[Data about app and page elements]
********************
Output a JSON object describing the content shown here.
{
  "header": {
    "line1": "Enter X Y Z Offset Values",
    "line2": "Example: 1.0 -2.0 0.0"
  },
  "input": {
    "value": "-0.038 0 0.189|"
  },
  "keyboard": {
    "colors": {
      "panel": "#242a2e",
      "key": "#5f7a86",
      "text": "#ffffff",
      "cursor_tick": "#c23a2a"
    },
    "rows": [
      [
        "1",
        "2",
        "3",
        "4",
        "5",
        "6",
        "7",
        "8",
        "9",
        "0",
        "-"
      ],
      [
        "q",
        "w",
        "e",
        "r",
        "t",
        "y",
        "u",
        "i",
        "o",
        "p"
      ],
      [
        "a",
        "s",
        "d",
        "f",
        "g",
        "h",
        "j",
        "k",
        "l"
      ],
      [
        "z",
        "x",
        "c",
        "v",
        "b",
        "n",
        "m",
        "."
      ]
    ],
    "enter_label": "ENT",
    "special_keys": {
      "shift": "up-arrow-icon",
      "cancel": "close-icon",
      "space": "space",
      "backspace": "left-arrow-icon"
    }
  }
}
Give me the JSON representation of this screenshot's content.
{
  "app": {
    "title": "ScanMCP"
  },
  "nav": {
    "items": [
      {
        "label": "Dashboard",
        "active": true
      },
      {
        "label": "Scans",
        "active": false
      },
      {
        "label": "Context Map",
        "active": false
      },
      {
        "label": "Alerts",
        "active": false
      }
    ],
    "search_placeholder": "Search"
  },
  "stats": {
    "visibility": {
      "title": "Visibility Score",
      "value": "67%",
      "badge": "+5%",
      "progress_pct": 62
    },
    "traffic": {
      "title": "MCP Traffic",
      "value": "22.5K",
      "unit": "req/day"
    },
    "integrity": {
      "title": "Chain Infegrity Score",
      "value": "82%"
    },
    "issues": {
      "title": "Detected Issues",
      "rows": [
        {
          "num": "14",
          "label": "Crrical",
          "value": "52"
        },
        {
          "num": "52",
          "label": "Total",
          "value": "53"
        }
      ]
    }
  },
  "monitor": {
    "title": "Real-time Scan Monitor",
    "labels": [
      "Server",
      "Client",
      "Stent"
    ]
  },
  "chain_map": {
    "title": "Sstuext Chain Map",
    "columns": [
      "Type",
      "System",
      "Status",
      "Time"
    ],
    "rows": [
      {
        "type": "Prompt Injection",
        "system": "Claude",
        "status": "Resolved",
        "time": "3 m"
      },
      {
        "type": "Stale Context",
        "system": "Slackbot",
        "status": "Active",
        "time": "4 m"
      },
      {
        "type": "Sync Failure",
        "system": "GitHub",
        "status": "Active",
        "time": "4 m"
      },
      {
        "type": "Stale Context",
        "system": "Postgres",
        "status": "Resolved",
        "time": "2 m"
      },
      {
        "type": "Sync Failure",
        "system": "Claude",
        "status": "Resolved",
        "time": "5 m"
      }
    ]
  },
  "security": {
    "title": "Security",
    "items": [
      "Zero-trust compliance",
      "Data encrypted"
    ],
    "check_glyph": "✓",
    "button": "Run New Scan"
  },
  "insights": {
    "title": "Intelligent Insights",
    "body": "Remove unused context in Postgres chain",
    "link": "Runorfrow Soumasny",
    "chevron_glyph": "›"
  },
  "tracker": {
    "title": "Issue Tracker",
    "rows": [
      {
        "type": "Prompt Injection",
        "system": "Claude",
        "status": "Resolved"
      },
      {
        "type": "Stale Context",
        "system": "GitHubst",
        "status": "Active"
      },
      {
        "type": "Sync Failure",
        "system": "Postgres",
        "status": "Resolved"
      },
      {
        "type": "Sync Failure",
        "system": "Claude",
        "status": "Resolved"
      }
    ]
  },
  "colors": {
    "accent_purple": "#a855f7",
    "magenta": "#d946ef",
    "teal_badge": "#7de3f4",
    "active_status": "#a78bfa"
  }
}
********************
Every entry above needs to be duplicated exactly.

* Completed task:
Output a JSON object describing the content shown here.
{
  "header": {
    "line1": "Enter X Y Z Offset Values",
    "line2": "Example: 1.0 -2.0 0.0"
  },
  "input": {
    "value": "-0.038 0 0.189|"
  },
  "keyboard": {
    "colors": {
      "panel": "#242a2e",
      "key": "#5f7a86",
      "text": "#ffffff",
      "cursor_tick": "#c23a2a"
    },
    "rows": [
      [
        "1",
        "2",
        "3",
        "4",
        "5",
        "6",
        "7",
        "8",
        "9",
        "0",
        "-"
      ],
      [
        "q",
        "w",
        "e",
        "r",
        "t",
        "y",
        "u",
        "i",
        "o",
        "p"
      ],
      [
        "a",
        "s",
        "d",
        "f",
        "g",
        "h",
        "j",
        "k",
        "l"
      ],
      [
        "z",
        "x",
        "c",
        "v",
        "b",
        "n",
        "m",
        "."
      ]
    ],
    "enter_label": "ENT",
    "special_keys": {
      "shift": "up-arrow-icon",
      "cancel": "close-icon",
      "space": "space",
      "backspace": "left-arrow-icon"
    }
  }
}
Give me the JSON representation of this screenshot's content.
{
  "app": {
    "title": "ScanMCP"
  },
  "nav": {
    "items": [
      {
        "label": "Dashboard",
        "active": true
      },
      {
        "label": "Scans",
        "active": false
      },
      {
        "label": "Context Map",
        "active": false
      },
      {
        "label": "Alerts",
        "active": false
      }
    ],
    "search_placeholder": "Search"
  },
  "stats": {
    "visibility": {
      "title": "Visibility Score",
      "value": "67%",
      "badge": "+5%",
      "progress_pct": 62
    },
    "traffic": {
      "title": "MCP Traffic",
      "value": "22.5K",
      "unit": "req/day"
    },
    "integrity": {
      "title": "Chain Infegrity Score",
      "value": "82%"
    },
    "issues": {
      "title": "Detected Issues",
      "rows": [
        {
          "num": "14",
          "label": "Crrical",
          "value": "52"
        },
        {
          "num": "52",
          "label": "Total",
          "value": "53"
        }
      ]
    }
  },
  "monitor": {
    "title": "Real-time Scan Monitor",
    "labels": [
      "Server",
      "Client",
      "Stent"
    ]
  },
  "chain_map": {
    "title": "Sstuext Chain Map",
    "columns": [
      "Type",
      "System",
      "Status",
      "Time"
    ],
    "rows": [
      {
        "type": "Prompt Injection",
        "system": "Claude",
        "status": "Resolved",
        "time": "3 m"
      },
      {
        "type": "Stale Context",
        "system": "Slackbot",
        "status": "Active",
        "time": "4 m"
      },
      {
        "type": "Sync Failure",
        "system": "GitHub",
        "status": "Active",
        "time": "4 m"
      },
      {
        "type": "Stale Context",
        "system": "Postgres",
        "status": "Resolved",
        "time": "2 m"
      },
      {
        "type": "Sync Failure",
        "system": "Claude",
        "status": "Resolved",
        "time": "5 m"
      }
    ]
  },
  "security": {
    "title": "Security",
    "items": [
      "Zero-trust compliance",
      "Data encrypted"
    ],
    "check_glyph": "✓",
    "button": "Run New Scan"
  },
  "insights": {
    "title": "Intelligent Insights",
    "body": "Remove unused context in Postgres chain",
    "link": "Runorfrow Soumasny",
    "chevron_glyph": "›"
  },
  "tracker": {
    "title": "Issue Tracker",
    "rows": [
      {
        "type": "Prompt Injection",
        "system": "Claude",
        "status": "Resolved"
      },
      {
        "type": "Stale Context",
        "system": "GitHubst",
        "status": "Active"
      },
      {
        "type": "Sync Failure",
        "system": "Postgres",
        "status": "Resolved"
      },
      {
        "type": "Sync Failure",
        "system": "Claude",
        "status": "Resolved"
      }
    ]
  },
  "colors": {
    "accent_purple": "#a855f7",
    "magenta": "#d946ef",
    "teal_badge": "#7de3f4",
    "active_status": "#a78bfa"
  }
}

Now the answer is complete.